What about Wisconsin? Candidates for the U.S. Senate in Wisconsin have spent $17.6 million leading up to the 2022 primary election. Furthermore, according to, more than $16 million of outside funding has been spent, pre-primary, on the Wisconsin Senate race by political action committees not directly associated with the candidates. And more than $24.5 million has been spent, pre-primary, on the Wisconsin Governors race.

In other words, a staggering $58.1 million has been spent leading up to a primary election where (based upon historic patterns) a projected 22% voter turnout might be expected.

And it is not just a problem involving money. It is worth noting that, according to the Cook Political Report, fewer than 10% of the November 2022 races for the U.S. House of Representatives are competitive. The rest are considered “safe districts” for the general election. As a result, the primary election assumes an outsized importance compared to the general election…the election when most people vote. Furthermore, primary election voters tend to be the most passionate partisans. Consequently, a moderate elected official who is willing to work across the aisle may ultimately face a primary election opponent…being “primaried” for party disloyalty, even if a majority of the constituents stand to benefit from the action. It is important to recognize, both political parties are using the primary system to strengthen party loyalty, even if it divides Americans further apart.

So, are there any efforts to address the problem situation with partisan primaries? Actually, there are. This past year, bipartisan legislation was introduced for Final-Five Voting in Wisconsin (SB250/AB244). This legislation is designed to implement non-partisan primaries for congressional positions in Wisconsin. The top five vote getters, regardless of political party, would automatically advance to the general election.

This will eliminate the condition of an incumbent being “primaried” for working in a bipartisan manner, and it reduces the incentive for massive spending in primary elections. SB250/AB244 did not come up for a vote in 2022. However, there are growing indications that legislative leaders in both parties are frustrated with the current primary election process. The prospects for advancing this legislation in 2023 are promising.
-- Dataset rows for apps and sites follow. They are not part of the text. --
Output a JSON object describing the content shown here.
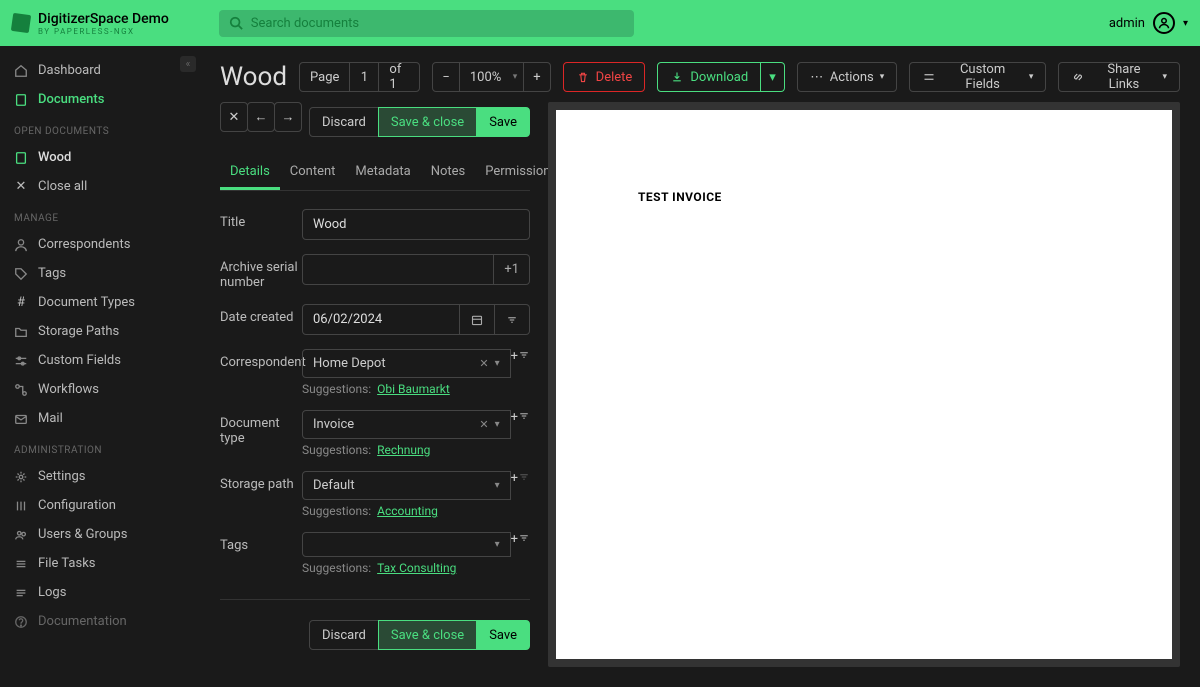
{
  "header": {
    "app_name": "DigitizerSpace Demo",
    "app_sub": "BY PAPERLESS-NGX",
    "search_placeholder": "Search documents",
    "user": "admin"
  },
  "sidebar": {
    "dashboard": "Dashboard",
    "documents": "Documents",
    "open_docs_label": "OPEN DOCUMENTS",
    "open_doc": "Wood",
    "close_all": "Close all",
    "manage_label": "MANAGE",
    "correspondents": "Correspondents",
    "tags": "Tags",
    "doc_types": "Document Types",
    "storage_paths": "Storage Paths",
    "custom_fields": "Custom Fields",
    "workflows": "Workflows",
    "mail": "Mail",
    "admin_label": "ADMINISTRATION",
    "settings": "Settings",
    "configuration": "Configuration",
    "users_groups": "Users & Groups",
    "file_tasks": "File Tasks",
    "logs": "Logs",
    "documentation": "Documentation"
  },
  "doc": {
    "title": "Wood",
    "page_label": "Page",
    "page_current": "1",
    "page_of": "of 1",
    "zoom": "100%",
    "delete": "Delete",
    "download": "Download",
    "actions": "Actions",
    "custom_fields_btn": "Custom Fields",
    "share_links": "Share Links",
    "discard": "Discard",
    "save_close": "Save & close",
    "save": "Save",
    "tabs": {
      "details": "Details",
      "content": "Content",
      "metadata": "Metadata",
      "notes": "Notes",
      "permissions": "Permissions"
    },
    "form": {
      "title_label": "Title",
      "title_value": "Wood",
      "asn_label": "Archive serial number",
      "asn_addon": "+1",
      "date_label": "Date created",
      "date_value": "06/02/2024",
      "correspondent_label": "Correspondent",
      "correspondent_value": "Home Depot",
      "correspondent_sugg": "Obi Baumarkt",
      "doctype_label": "Document type",
      "doctype_value": "Invoice",
      "doctype_sugg": "Rechnung",
      "storage_label": "Storage path",
      "storage_value": "Default",
      "storage_sugg": "Accounting",
      "tags_label": "Tags",
      "tags_sugg": "Tax Consulting",
      "sugg_prefix": "Suggestions:"
    },
    "preview_text": "TEST INVOICE"
  }
}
It is also worth noting that Wisconsin is not alone in this effort. Alaska has already adopted this model. Nevada has approved the Final-Five Voting question for a binding statewide vote in November. And Georgia is forming a statewide committee to promote Final-Five Voting in that state.
Business leader Katherine Gehl, a champion for Final-Five Voting in Wisconsin and nation-wide, believes that getting even five states on board can have an impact. In a closely divided political climate, getting 10% of the U.S. Congress to be more open to bipartisan solutions can make a difference. Gehl states, “Our goal is five by 2025.”

Perhaps the partisan primary process has reached the sufficient low point needed to drive action. Remember, the change during the Progressive Era did not happen overnight. It took time to build momentum. Perhaps the opportunity is developing for a new progressive era. Fixing the broken partisan primary system is a good place to start.